• WHAT NEEDS TO BE DONE: Your reproduction of the entries should be exact and should contain no pictures.

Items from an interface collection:
++++

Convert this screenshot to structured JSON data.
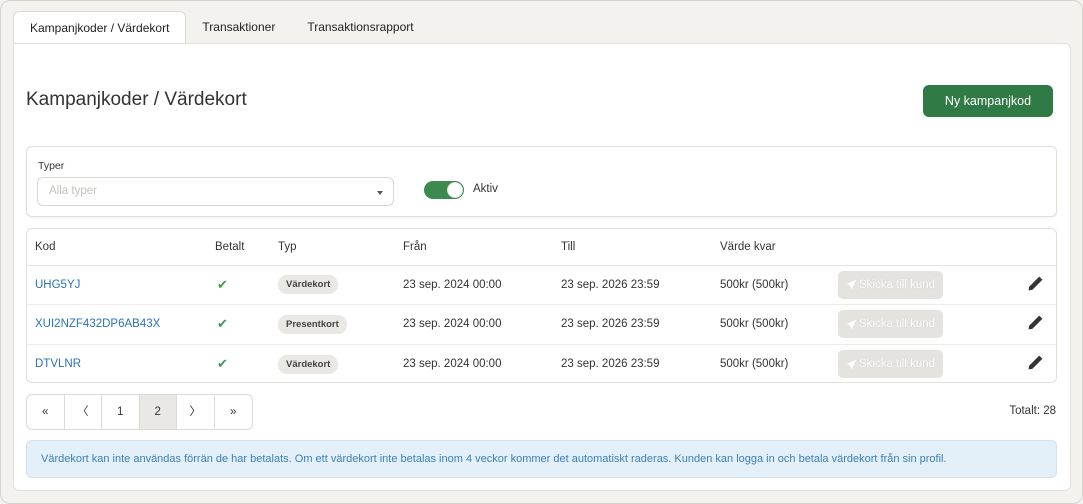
{
  "tabs": [
    {
      "label": "Kampanjkoder / Värdekort",
      "active": true
    },
    {
      "label": "Transaktioner",
      "active": false
    },
    {
      "label": "Transaktionsrapport",
      "active": false
    }
  ],
  "page": {
    "title": "Kampanjkoder / Värdekort",
    "new_button": "Ny kampanjkod"
  },
  "filters": {
    "type_label": "Typer",
    "type_placeholder": "Alla typer",
    "active_label": "Aktiv",
    "active_on": true
  },
  "table": {
    "headers": {
      "kod": "Kod",
      "betalt": "Betalt",
      "typ": "Typ",
      "fran": "Från",
      "till": "Till",
      "varde": "Värde kvar"
    },
    "send_label": "Skicka till kund",
    "rows": [
      {
        "kod": "UHG5YJ",
        "betalt": "✔",
        "typ": "Värdekort",
        "fran": "23 sep. 2024 00:00",
        "till": "23 sep. 2026 23:59",
        "varde": "500kr (500kr)"
      },
      {
        "kod": "XUI2NZF432DP6AB43X",
        "betalt": "✔",
        "typ": "Presentkort",
        "fran": "23 sep. 2024 00:00",
        "till": "23 sep. 2026 23:59",
        "varde": "500kr (500kr)"
      },
      {
        "kod": "DTVLNR",
        "betalt": "✔",
        "typ": "Värdekort",
        "fran": "23 sep. 2024 00:00",
        "till": "23 sep. 2026 23:59",
        "varde": "500kr (500kr)"
      }
    ]
  },
  "pagination": {
    "first": "«",
    "prev": "〈",
    "pages": [
      "1",
      "2"
    ],
    "current": "2",
    "next": "〉",
    "last": "»",
    "total": "Totalt: 28"
  },
  "info": "Värdekort kan inte användas förrän de har betalats. Om ett värdekort inte betalas inom 4 veckor kommer det automatiskt raderas. Kunden kan logga in och betala värdekort från sin profil.",
  "colors": {
    "primary": "#2f7a45",
    "link": "#2b72b8",
    "check": "#3d9a4c",
    "info_bg": "#e3f0fa"
  }
}
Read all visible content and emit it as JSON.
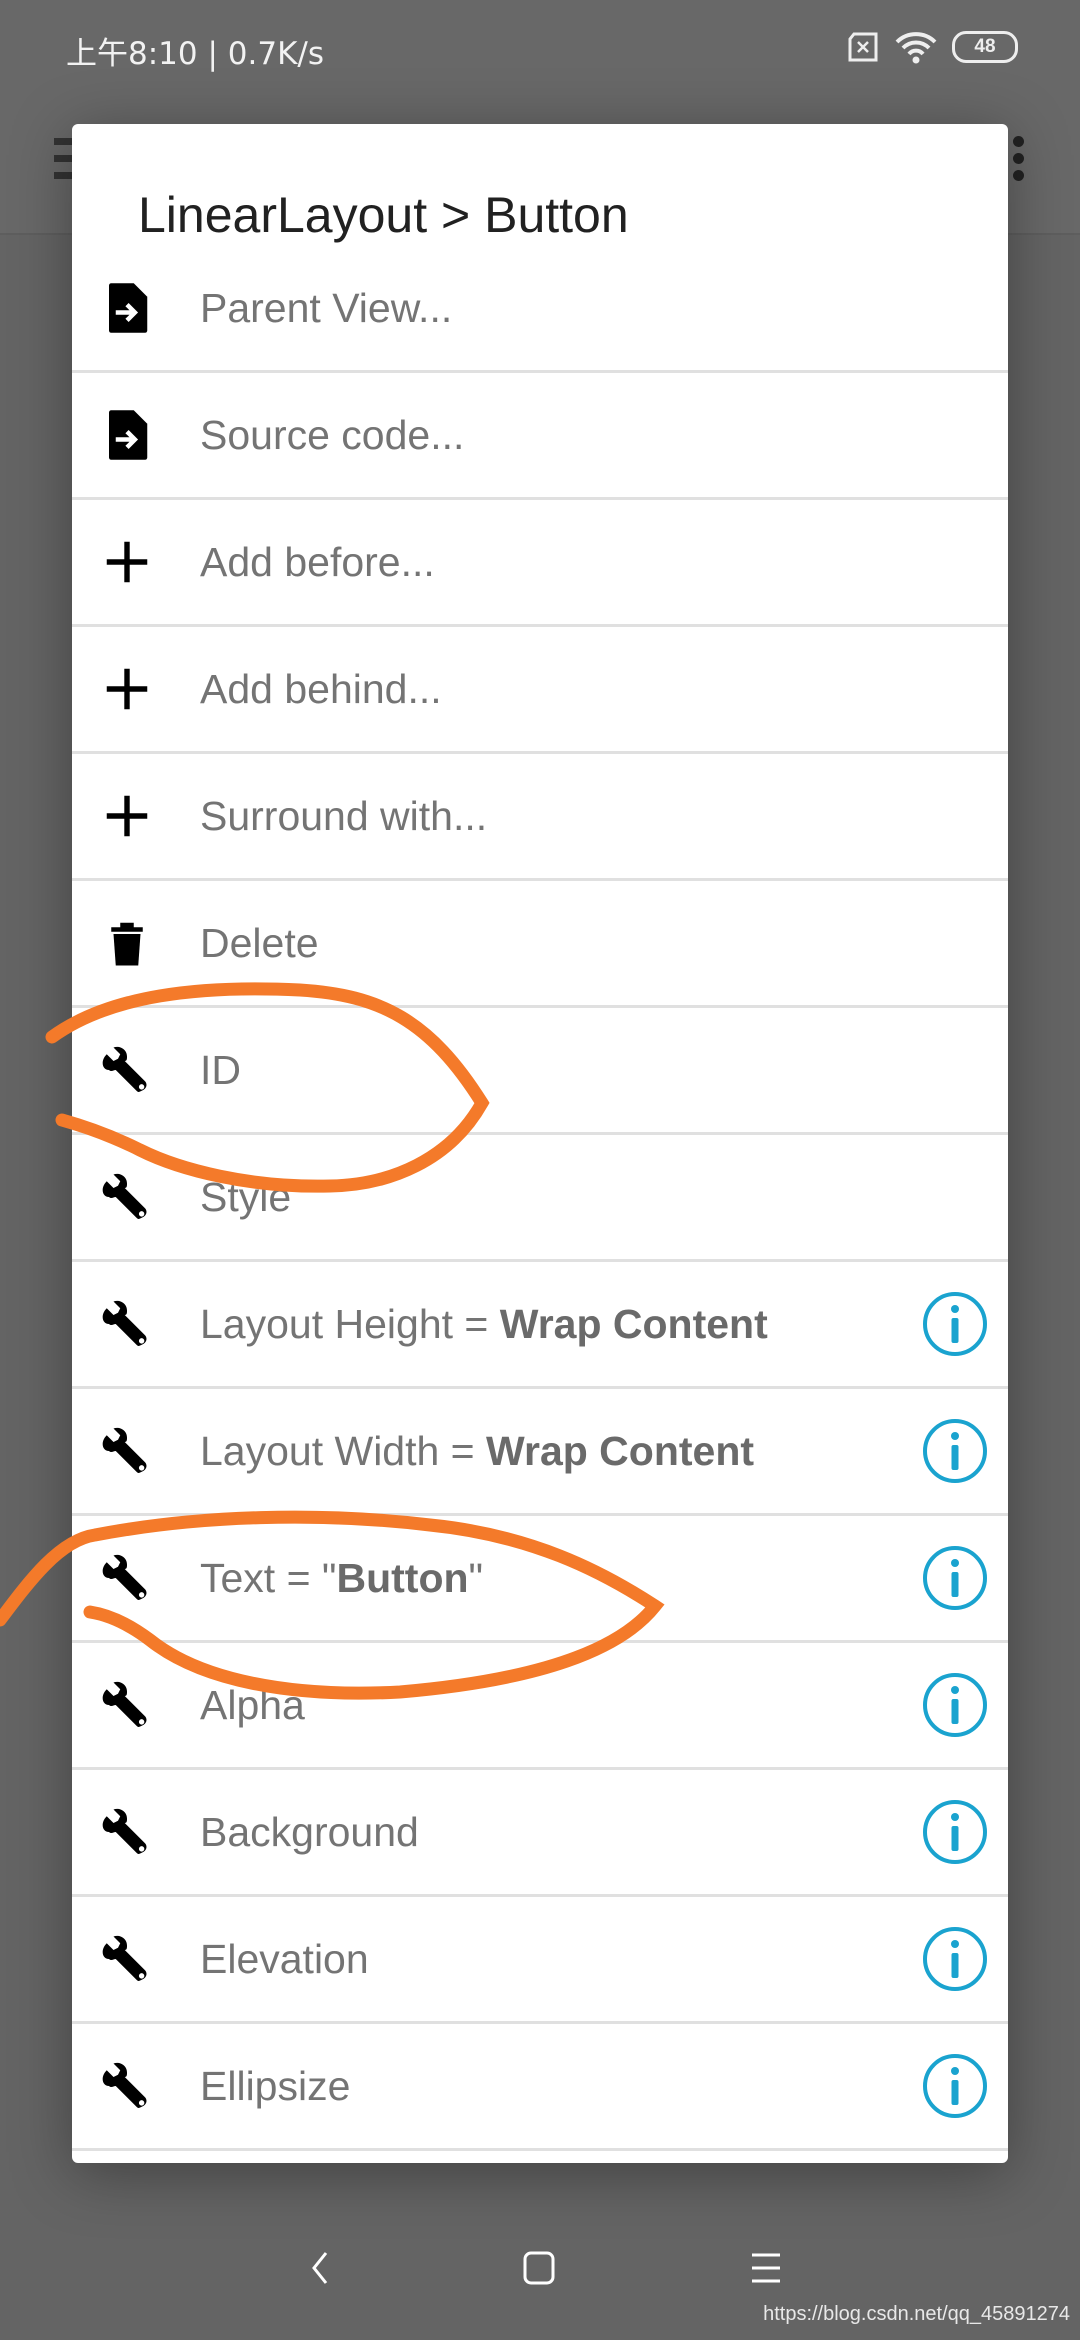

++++

• OUTPUT BELOW:
Convert this screenshot to structured JSON data.
{
  "tabs": [
    {
      "label": "Kampanjkoder / Värdekort",
      "active": true
    },
    {
      "label": "Transaktioner",
      "active": false
    },
    {
      "label": "Transaktionsrapport",
      "active": false
    }
  ],
  "page": {
    "title": "Kampanjkoder / Värdekort",
    "new_button": "Ny kampanjkod"
  },
  "filters": {
    "type_label": "Typer",
    "type_placeholder": "Alla typer",
    "active_label": "Aktiv",
    "active_on": true
  },
  "table": {
    "headers": {
      "kod": "Kod",
      "betalt": "Betalt",
      "typ": "Typ",
      "fran": "Från",
      "till": "Till",
      "varde": "Värde kvar"
    },
    "send_label": "Skicka till kund",
    "rows": [
      {
        "kod": "UHG5YJ",
        "betalt": "✔",
        "typ": "Värdekort",
        "fran": "23 sep. 2024 00:00",
        "till": "23 sep. 2026 23:59",
        "varde": "500kr (500kr)"
      },
      {
        "kod": "XUI2NZF432DP6AB43X",
        "betalt": "✔",
        "typ": "Presentkort",
        "fran": "23 sep. 2024 00:00",
        "till": "23 sep. 2026 23:59",
        "varde": "500kr (500kr)"
      },
      {
        "kod": "DTVLNR",
        "betalt": "✔",
        "typ": "Värdekort",
        "fran": "23 sep. 2024 00:00",
        "till": "23 sep. 2026 23:59",
        "varde": "500kr (500kr)"
      }
    ]
  },
  "pagination": {
    "first": "«",
    "prev": "〈",
    "pages": [
      "1",
      "2"
    ],
    "current": "2",
    "next": "〉",
    "last": "»",
    "total": "Totalt: 28"
  },
  "info": "Värdekort kan inte användas förrän de har betalats. Om ett värdekort inte betalas inom 4 veckor kommer det automatiskt raderas. Kunden kan logga in och betala värdekort från sin profil.",
  "colors": {
    "primary": "#2f7a45",
    "link": "#2b72b8",
    "check": "#3d9a4c",
    "info_bg": "#e3f0fa"
  }
}
Read all visible content and emit it as JSON.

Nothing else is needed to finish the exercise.